Wednesday, February 13, 2013
A new study suggests that exercise may reduce white men's risk of developing prostate cancer

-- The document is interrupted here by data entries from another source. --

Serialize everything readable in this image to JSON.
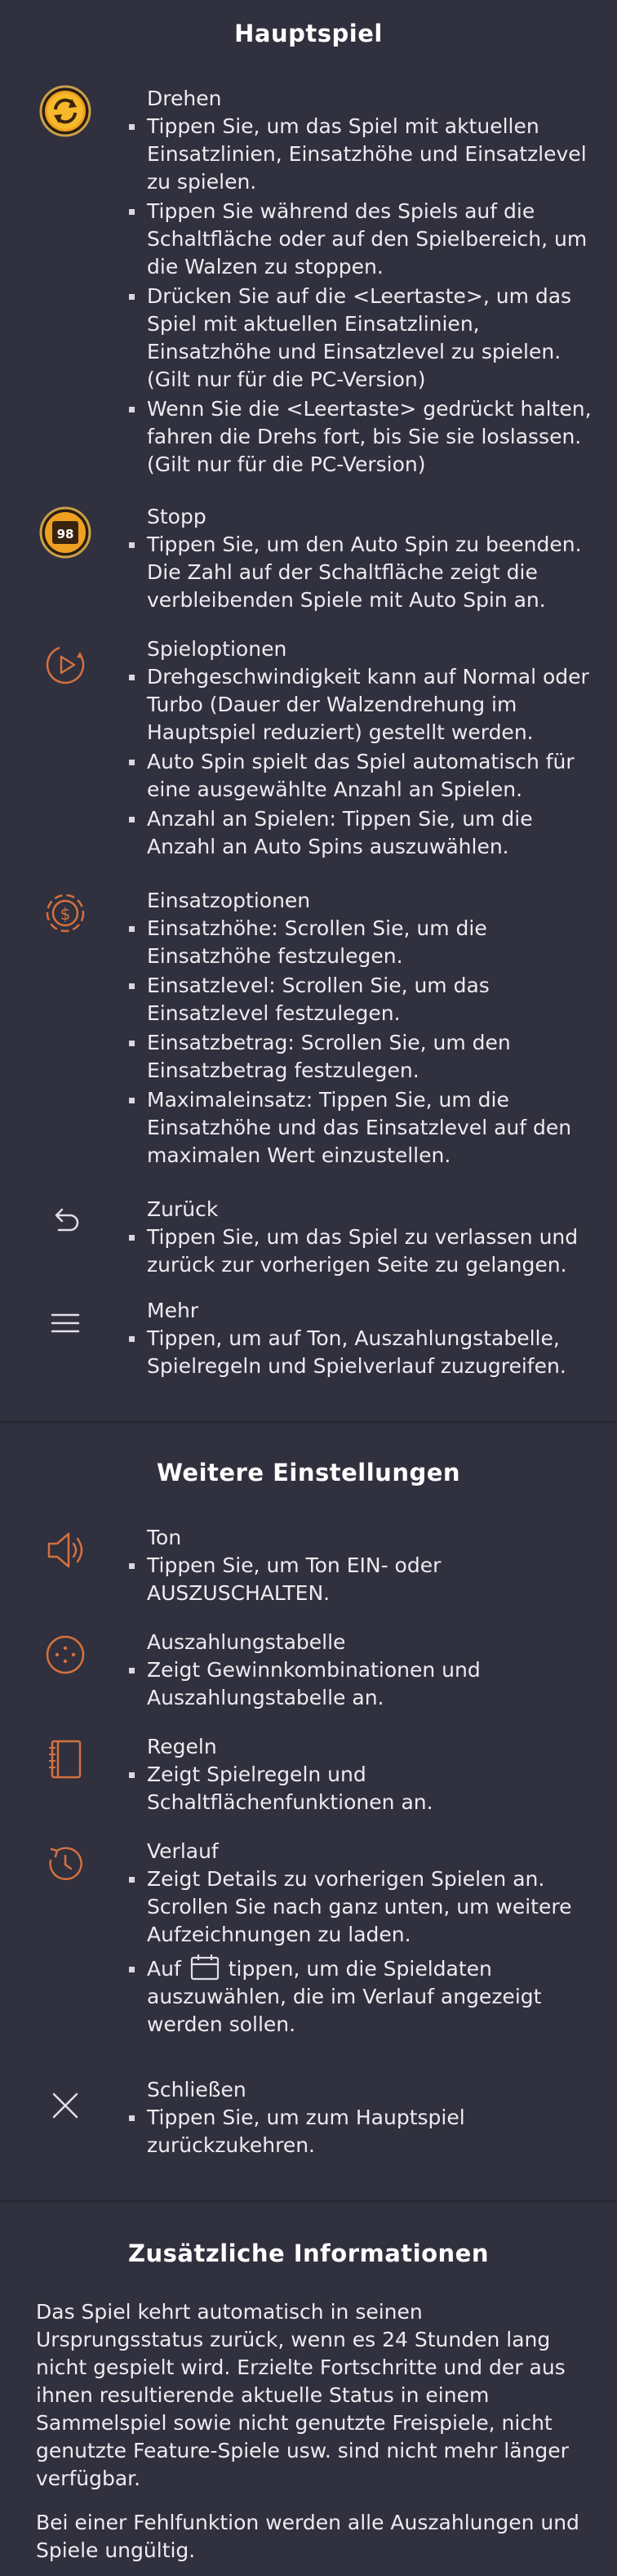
{
  "main_game": {
    "title": "Hauptspiel",
    "items": [
      {
        "icon": "spin-icon",
        "title": "Drehen",
        "bullets": [
          "Tippen Sie, um das Spiel mit aktuellen Einsatzlinien, Einsatzhöhe und Einsatzlevel zu spielen.",
          "Tippen Sie während des Spiels auf die Schaltfläche oder auf den Spielbereich, um die Walzen zu stoppen.",
          "Drücken Sie auf die <Leertaste>, um das Spiel mit aktuellen Einsatzlinien, Einsatzhöhe und Einsatzlevel zu spielen. (Gilt nur für die PC-Version)",
          "Wenn Sie die <Leertaste> gedrückt halten, fahren die Drehs fort, bis Sie sie loslassen. (Gilt nur für die PC-Version)"
        ]
      },
      {
        "icon": "stop-icon",
        "icon_label": "98",
        "title": "Stopp",
        "bullets": [
          "Tippen Sie, um den Auto Spin zu beenden. Die Zahl auf der Schaltfläche zeigt die verbleibenden Spiele mit Auto Spin an."
        ]
      },
      {
        "icon": "game-options-icon",
        "title": "Spieloptionen",
        "bullets": [
          "Drehgeschwindigkeit kann auf Normal oder Turbo (Dauer der Walzendrehung im Hauptspiel reduziert) gestellt werden.",
          "Auto Spin spielt das Spiel automatisch für eine ausgewählte Anzahl an Spielen.",
          "Anzahl an Spielen: Tippen Sie, um die Anzahl an Auto Spins auszuwählen."
        ]
      },
      {
        "icon": "bet-options-icon",
        "title": "Einsatzoptionen",
        "bullets": [
          "Einsatzhöhe: Scrollen Sie, um die Einsatzhöhe festzulegen.",
          "Einsatzlevel: Scrollen Sie, um das Einsatzlevel festzulegen.",
          "Einsatzbetrag: Scrollen Sie, um den Einsatzbetrag festzulegen.",
          "Maximaleinsatz: Tippen Sie, um die Einsatzhöhe und das Einsatzlevel auf den maximalen Wert einzustellen."
        ]
      },
      {
        "icon": "back-arrow-icon",
        "title": "Zurück",
        "bullets": [
          "Tippen Sie, um das Spiel zu verlassen und zurück zur vorherigen Seite zu gelangen."
        ]
      },
      {
        "icon": "menu-icon",
        "title": "Mehr",
        "bullets": [
          "Tippen, um auf Ton, Auszahlungstabelle, Spielregeln und Spielverlauf zuzugreifen."
        ]
      }
    ]
  },
  "more_settings": {
    "title": "Weitere Einstellungen",
    "items": [
      {
        "icon": "speaker-icon",
        "title": "Ton",
        "bullets": [
          "Tippen Sie, um Ton EIN- oder AUSZUSCHALTEN."
        ]
      },
      {
        "icon": "paytable-icon",
        "title": "Auszahlungstabelle",
        "bullets": [
          "Zeigt Gewinnkombinationen und Auszahlungstabelle an."
        ]
      },
      {
        "icon": "rules-book-icon",
        "title": "Regeln",
        "bullets": [
          "Zeigt Spielregeln und Schaltflächenfunktionen an."
        ]
      },
      {
        "icon": "history-clock-icon",
        "title": "Verlauf",
        "bullets": [
          "Zeigt Details zu vorherigen Spielen an. Scrollen Sie nach ganz unten, um weitere Aufzeichnungen zu laden."
        ],
        "calendar_bullet": {
          "before": "Auf",
          "after": "tippen, um die Spieldaten auszuwählen, die im Verlauf angezeigt werden sollen."
        }
      },
      {
        "icon": "close-x-icon",
        "title": "Schließen",
        "bullets": [
          "Tippen Sie, um zum Hauptspiel zurückzukehren."
        ]
      }
    ]
  },
  "additional_info": {
    "title": "Zusätzliche Informationen",
    "paragraphs": [
      "Das Spiel kehrt automatisch in seinen Ursprungsstatus zurück, wenn es 24 Stunden lang nicht gespielt wird. Erzielte Fortschritte und der aus ihnen resultierende aktuelle Status in einem Sammelspiel sowie nicht genutzte Freispiele, nicht genutzte Feature-Spiele usw. sind nicht mehr länger verfügbar.",
      "Bei einer Fehlfunktion werden alle Auszahlungen und Spiele ungültig."
    ]
  },
  "colors": {
    "background": "#30303e",
    "divider": "#26262f",
    "accent_orange": "#d4713f",
    "gold": "#e0b35a"
  }
}
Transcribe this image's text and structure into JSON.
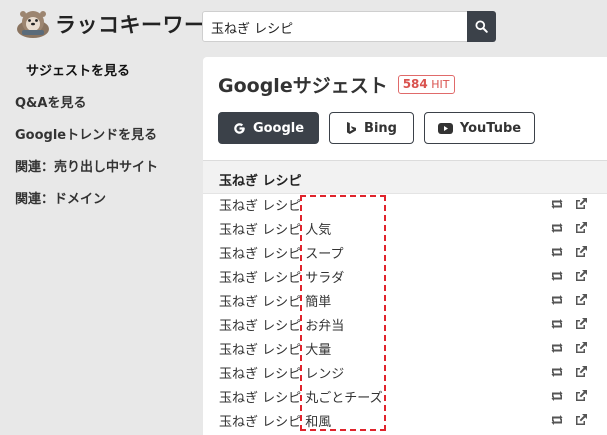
{
  "app": {
    "logo_text": "ラッコキーワード"
  },
  "search": {
    "value": "玉ねぎ レシピ"
  },
  "sidebar": {
    "items": [
      {
        "label": "サジェストを見る",
        "active": true
      },
      {
        "label": "Q&Aを見る"
      },
      {
        "label": "Googleトレンドを見る"
      },
      {
        "label": "関連：売り出し中サイト"
      },
      {
        "label": "関連：ドメイン"
      }
    ]
  },
  "main": {
    "title": "Googleサジェスト",
    "hit": {
      "count": "584",
      "unit": "HIT"
    },
    "engines": [
      {
        "label": "Google",
        "icon": "google-icon",
        "selected": true
      },
      {
        "label": "Bing",
        "icon": "bing-icon"
      },
      {
        "label": "YouTube",
        "icon": "youtube-icon"
      }
    ],
    "header_keyword": "玉ねぎ レシピ",
    "rows": [
      "玉ねぎ レシピ",
      "玉ねぎ レシピ 人気",
      "玉ねぎ レシピ スープ",
      "玉ねぎ レシピ サラダ",
      "玉ねぎ レシピ 簡単",
      "玉ねぎ レシピ お弁当",
      "玉ねぎ レシピ 大量",
      "玉ねぎ レシピ レンジ",
      "玉ねぎ レシピ 丸ごとチーズ",
      "玉ねぎ レシピ 和風"
    ]
  },
  "colors": {
    "accent": "#3b4149",
    "hit_red": "#d9534f",
    "highlight": "#e0242c"
  }
}
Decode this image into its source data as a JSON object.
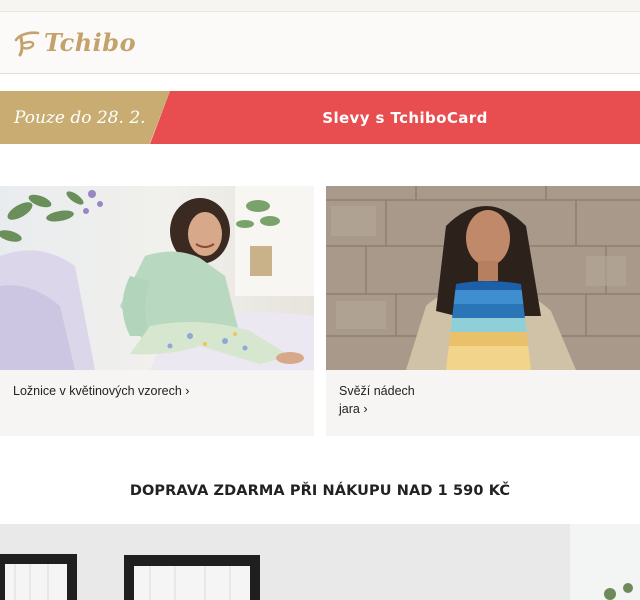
{
  "brand": {
    "name": "Tchibo"
  },
  "promo": {
    "left_text": "Pouze do 28. 2.",
    "right_text": "Slevy s TchiboCard",
    "colors": {
      "gold": "#c8ac72",
      "red": "#e84e50"
    }
  },
  "cards": [
    {
      "caption": "Ložnice v květinových vzorech ›",
      "image": "woman-in-floral-pajamas-photo"
    },
    {
      "caption": "Svěží nádech jara ›",
      "image": "woman-in-striped-sweater-photo"
    }
  ],
  "shipping": {
    "text": "DOPRAVA ZDARMA PŘI NÁKUPU NAD 1 590 KČ"
  },
  "hero": {
    "image": "house-facade-photo"
  }
}
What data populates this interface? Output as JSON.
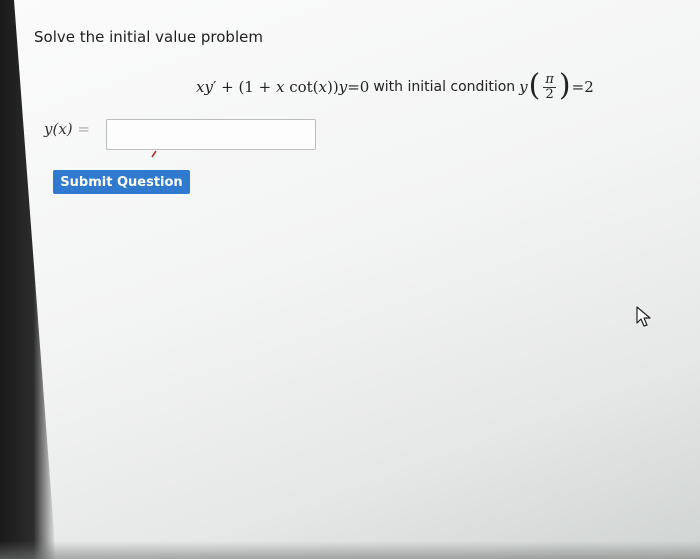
{
  "problem": {
    "instruction": "Solve the initial value problem",
    "equation_lhs_parts": [
      "xy",
      "′ + (1 + ",
      "x",
      " cot(",
      "x",
      "))",
      "y"
    ],
    "equation_eq": "=",
    "equation_rhs": "0",
    "with_text": "with initial condition",
    "ic_func": "y",
    "ic_num": "π",
    "ic_den": "2",
    "ic_eq": "=",
    "ic_value": "2"
  },
  "answer": {
    "label": "y(x)",
    "label_eq": "=",
    "value": "",
    "placeholder": ""
  },
  "submit": {
    "label": "Submit Question"
  },
  "icons": {
    "mouse_pointer": "arrow-pointer-icon",
    "text_cursor": "text-cursor-icon"
  },
  "colors": {
    "button": "#2f79cf",
    "button_text": "#ffffff",
    "text": "#222222"
  }
}
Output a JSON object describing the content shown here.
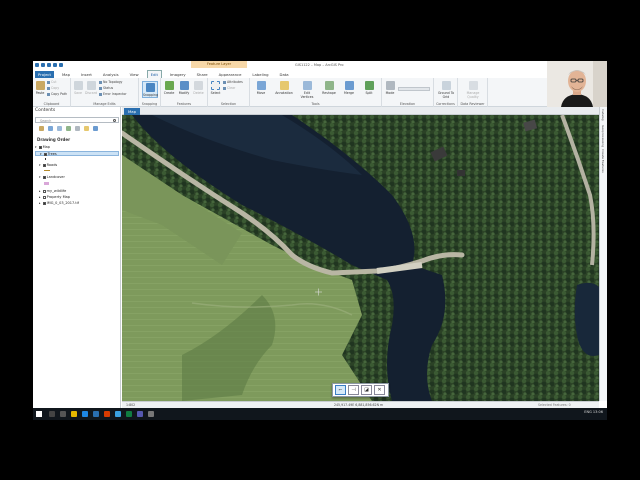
{
  "window": {
    "context_tab": "Feature Layer",
    "title": "GIS1122 – Map – ArcGIS Pro"
  },
  "ribbon_tabs": [
    "Project",
    "Map",
    "Insert",
    "Analysis",
    "View",
    "Edit",
    "Imagery",
    "Share",
    "Appearance",
    "Labeling",
    "Data"
  ],
  "ribbon": {
    "clipboard": {
      "label": "Clipboard",
      "paste": "Paste",
      "cut": "Cut",
      "copy": "Copy",
      "copy_path": "Copy Path"
    },
    "manage_edits": {
      "label": "Manage Edits",
      "save": "Save",
      "discard": "Discard",
      "no_topology": "No Topology",
      "status": "Status",
      "error_inspector": "Error Inspector"
    },
    "snapping": {
      "label": "Snapping",
      "snapping": "Snapping"
    },
    "features": {
      "label": "Features",
      "create": "Create",
      "modify": "Modify",
      "delete": "Delete"
    },
    "selection": {
      "label": "Selection",
      "select": "Select",
      "attributes": "Attributes",
      "clear": "Clear"
    },
    "tools": {
      "label": "Tools",
      "move": "Move",
      "annotation": "Annotation",
      "edit_vertices": "Edit Vertices",
      "reshape": "Reshape",
      "merge": "Merge",
      "split": "Split"
    },
    "elevation": {
      "label": "Elevation",
      "mode": "Mode"
    },
    "corrections": {
      "label": "Corrections",
      "ground_to_grid": "Ground To Grid"
    },
    "data_reviewer": {
      "label": "Data Reviewer",
      "manage_quality": "Manage Quality"
    }
  },
  "contents": {
    "title": "Contents",
    "search_placeholder": "Search",
    "drawing_order": "Drawing Order",
    "layers": [
      {
        "name": "Map",
        "checked": true
      },
      {
        "name": "Trees",
        "checked": true,
        "selected": true
      },
      {
        "name": "Roads",
        "checked": true
      },
      {
        "name": "Landcover",
        "checked": true
      },
      {
        "name": "my_wildlife",
        "checked": false
      },
      {
        "name": "Property Map",
        "checked": false
      },
      {
        "name": "IMG_0_03_2017.tif",
        "checked": true
      }
    ]
  },
  "map": {
    "tab": "Map",
    "scale": "1:802",
    "coordinates": "245,917.49E 6,881,856.62N m",
    "selected_features": "Selected Features: 0"
  },
  "dock": {
    "items": [
      "Catalog",
      "Geoprocessing",
      "Create Features"
    ]
  },
  "taskbar": {
    "time": "13:06",
    "date": "",
    "lang": "ENG"
  },
  "colors": {
    "accent": "#2a6fb0",
    "context_tab": "#f7d8a8",
    "selection": "#cce2f5"
  }
}
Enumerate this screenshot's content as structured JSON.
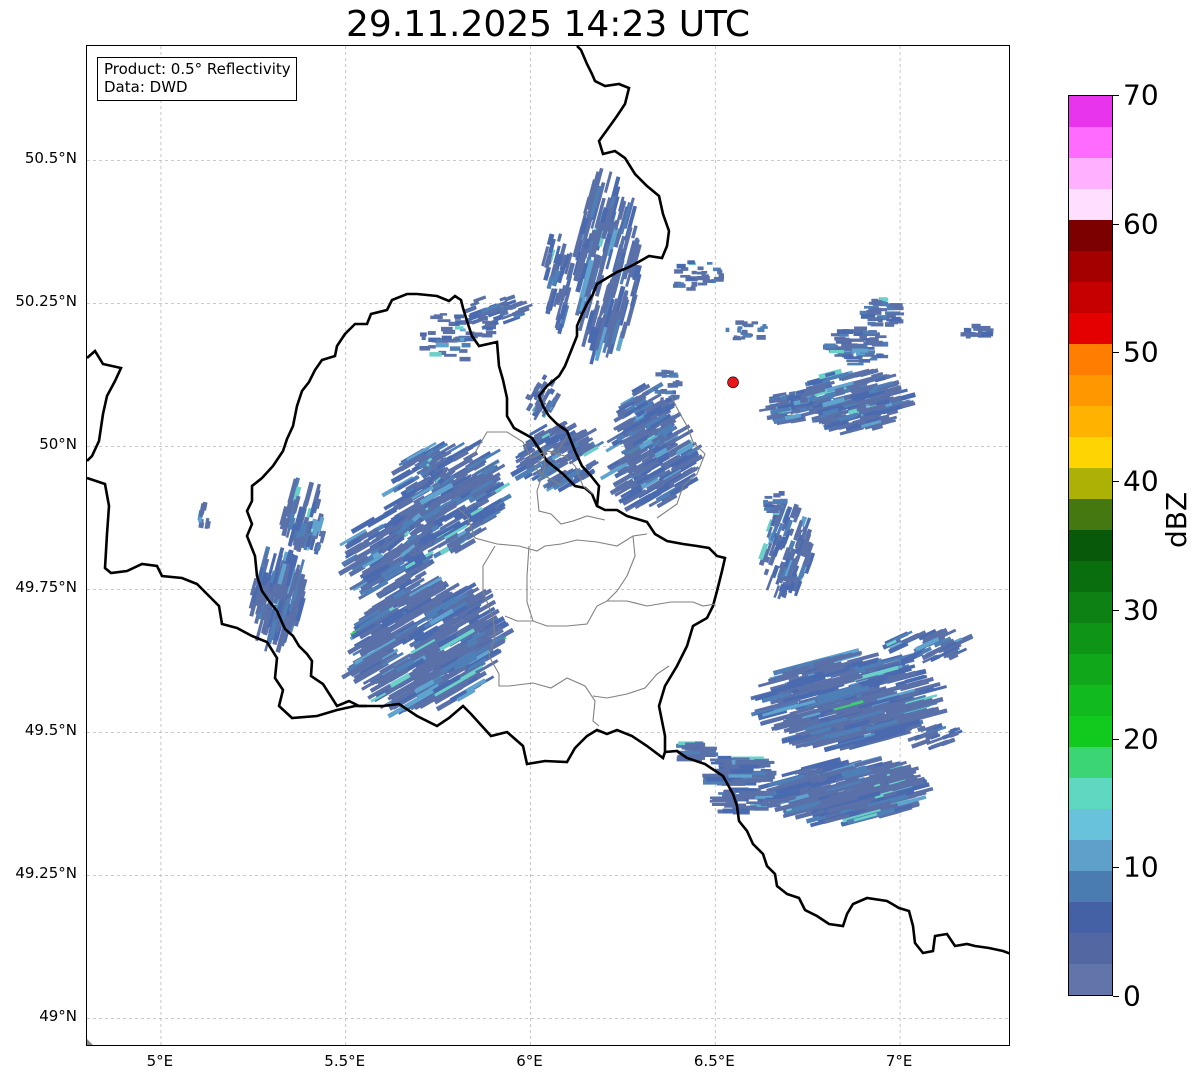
{
  "title": "29.11.2025 14:23 UTC",
  "info": {
    "product": "Product: 0.5° Reflectivity",
    "data_source": "Data: DWD"
  },
  "map": {
    "lon_range": [
      4.8,
      7.3
    ],
    "lat_range": [
      48.95,
      50.7
    ],
    "lat_ticks": [
      {
        "value": 49.0,
        "label": "49°N"
      },
      {
        "value": 49.25,
        "label": "49.25°N"
      },
      {
        "value": 49.5,
        "label": "49.5°N"
      },
      {
        "value": 49.75,
        "label": "49.75°N"
      },
      {
        "value": 50.0,
        "label": "50°N"
      },
      {
        "value": 50.25,
        "label": "50.25°N"
      },
      {
        "value": 50.5,
        "label": "50.5°N"
      }
    ],
    "lon_ticks": [
      {
        "value": 5.0,
        "label": "5°E"
      },
      {
        "value": 5.5,
        "label": "5.5°E"
      },
      {
        "value": 6.0,
        "label": "6°E"
      },
      {
        "value": 6.5,
        "label": "6.5°E"
      },
      {
        "value": 7.0,
        "label": "7°E"
      }
    ],
    "grid": true,
    "radar_site": {
      "lon": 6.548,
      "lat": 50.112,
      "color": "#e8161b"
    },
    "echo_colors": [
      "#5a70a8",
      "#4a6ab0",
      "#4f7fb7",
      "#5fa3cf",
      "#6ad0c8",
      "#3cd070"
    ]
  },
  "colorbar": {
    "label": "dBZ",
    "min": 0,
    "max": 70,
    "tick_labels": [
      {
        "value": 0,
        "label": "0"
      },
      {
        "value": 10,
        "label": "10"
      },
      {
        "value": 20,
        "label": "20"
      },
      {
        "value": 30,
        "label": "30"
      },
      {
        "value": 40,
        "label": "40"
      },
      {
        "value": 50,
        "label": "50"
      },
      {
        "value": 60,
        "label": "60"
      },
      {
        "value": 70,
        "label": "70"
      }
    ],
    "colors": [
      "#6275ab",
      "#5368a2",
      "#4461a6",
      "#4b7cb1",
      "#5ea0c9",
      "#68c2dc",
      "#5fd8c2",
      "#3bd673",
      "#12c91e",
      "#11bb1d",
      "#10a81a",
      "#0f9516",
      "#0d8113",
      "#0a6e0e",
      "#085a0a",
      "#457810",
      "#aeb105",
      "#ffd500",
      "#ffb300",
      "#ff9800",
      "#ff7d00",
      "#e50000",
      "#c60000",
      "#a40000",
      "#7d0000",
      "#ffdfff",
      "#ffb1ff",
      "#ff6aff",
      "#e934ee"
    ]
  }
}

And among white men who do have prostate cancer, exercise may reduce their risk of having more serious forms of the disease. Unfortunately, the benefits do not seem to apply to African-American men. Previous research has linked exercise to a reduced risk of developing prostate cancer. Studies have also revealed that African-American men have an increased risk of developing prostate cancer and of dying from the disease compared with whites. It is not clear if exercise as a function of race plays any role in these disparities. Researchers found that white men who were moderately or highly active were 53% less likely to have biopsy results indicating that they had prostate cancer compared with men who were sedentary or mildly active. There was no association between exercise amount and prostate cancer among black men. The investigators also looked to see if exercise influenced the grade of tumors that were detected in men who did develop prostate cancer. Among men with cancer, those who exercised had a 13% reduced risk of having high grade disease, meaning that their cancer cells looked particularly abnormal under a microscope and were likely to quickly grow and spread. When this relationship was further explored as a function of race, it remained significant in whites but not in African Americans. These findings that African-American men may not benefit from exercise the way white men do could be a contributor to why African-American race is a risk factor for prostate cancer and aggressive prostate cancer. Further studies are needed to investigate the mechanism behind this racial disparity in deriving cancer-related benefits from exercise which disfavors African-American men.